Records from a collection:
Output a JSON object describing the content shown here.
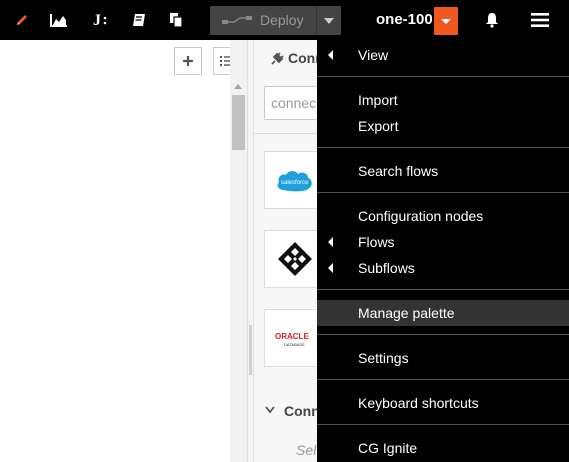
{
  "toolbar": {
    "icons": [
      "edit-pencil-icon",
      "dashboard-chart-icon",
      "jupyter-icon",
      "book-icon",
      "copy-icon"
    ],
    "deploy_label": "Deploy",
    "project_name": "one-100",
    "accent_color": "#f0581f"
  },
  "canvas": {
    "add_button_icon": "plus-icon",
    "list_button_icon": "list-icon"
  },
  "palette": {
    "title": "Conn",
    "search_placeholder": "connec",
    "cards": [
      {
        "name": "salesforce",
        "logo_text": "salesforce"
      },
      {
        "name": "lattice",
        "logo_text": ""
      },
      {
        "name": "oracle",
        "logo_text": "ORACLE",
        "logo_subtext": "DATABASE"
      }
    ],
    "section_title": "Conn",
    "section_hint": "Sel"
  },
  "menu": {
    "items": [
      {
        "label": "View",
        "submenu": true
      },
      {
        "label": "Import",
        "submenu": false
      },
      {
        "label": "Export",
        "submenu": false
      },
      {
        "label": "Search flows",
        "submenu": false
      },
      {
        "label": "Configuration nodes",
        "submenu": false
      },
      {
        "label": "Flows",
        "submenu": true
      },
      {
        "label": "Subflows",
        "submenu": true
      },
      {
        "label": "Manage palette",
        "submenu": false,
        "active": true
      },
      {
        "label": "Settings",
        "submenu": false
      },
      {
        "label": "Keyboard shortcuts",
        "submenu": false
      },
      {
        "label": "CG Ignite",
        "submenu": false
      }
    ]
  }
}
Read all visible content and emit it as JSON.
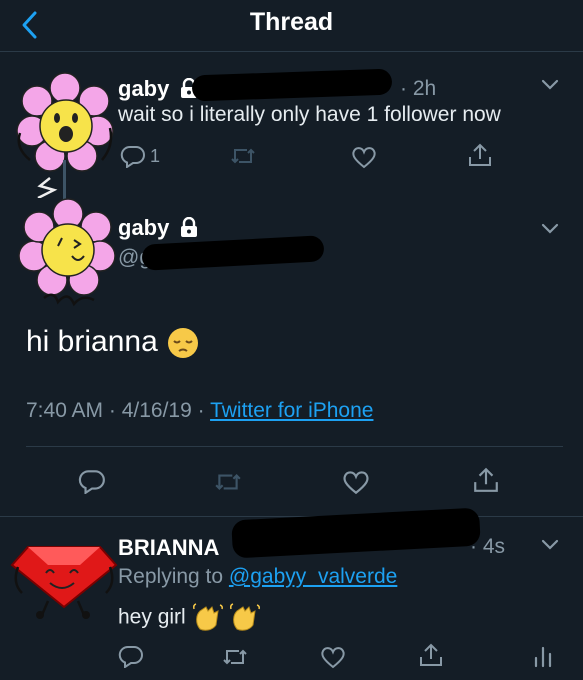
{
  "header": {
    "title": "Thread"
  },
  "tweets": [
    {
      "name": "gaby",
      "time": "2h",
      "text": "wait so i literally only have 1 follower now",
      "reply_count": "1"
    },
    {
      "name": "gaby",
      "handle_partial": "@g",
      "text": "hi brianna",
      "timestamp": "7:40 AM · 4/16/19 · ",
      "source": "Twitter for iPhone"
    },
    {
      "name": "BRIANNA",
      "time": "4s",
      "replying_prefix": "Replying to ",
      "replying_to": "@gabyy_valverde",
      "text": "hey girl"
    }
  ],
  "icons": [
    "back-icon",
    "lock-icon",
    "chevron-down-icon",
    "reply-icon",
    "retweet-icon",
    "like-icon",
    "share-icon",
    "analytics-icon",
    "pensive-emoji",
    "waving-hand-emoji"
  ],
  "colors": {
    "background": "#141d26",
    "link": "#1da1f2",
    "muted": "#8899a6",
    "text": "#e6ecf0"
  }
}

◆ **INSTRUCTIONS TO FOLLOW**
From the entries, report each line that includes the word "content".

◆ **OUTPUT**
Output a JSON object describing the content shown here.
Read all visible content and emit it as JSON.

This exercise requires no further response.